Researchers at Oxford University developed a phase-change based display. These materials, the same materials used to make some rewrite-able DVD discs, may enable ultra-low-power (non-volatile) full-color displays with a much faster refresh rate compared to E Ink displays.

The researcher use small jolt of power to change the crystal structure of the material, which changes the way light bends when it hit it, and so it changes the color of the material. Light reflects of each of the layers in different ways, canceling some wavelengths and amplifying others—green and blue light might be eliminated, leaving red, for example. Varying the thickness of the layers, or the voltage applied to the phase change material, affects what colors each pixel in a display shows.

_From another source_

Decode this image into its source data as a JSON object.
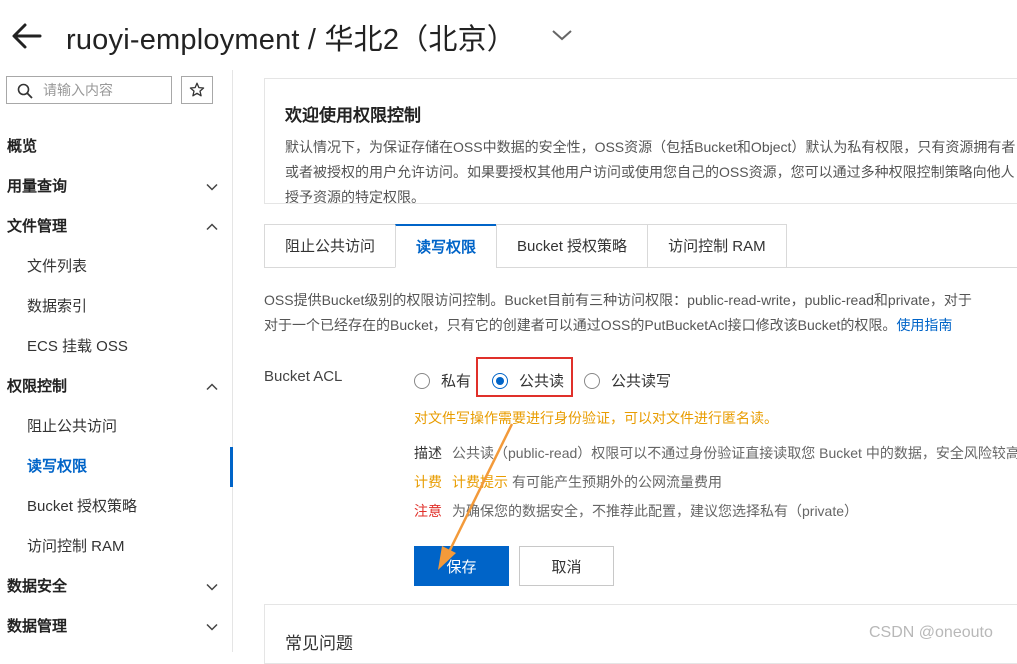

This research is still at an early stage - currently they used an atomic force microscope to 'manually write' images on phase-change material, they didn't yet fabricate a real display that can display an image.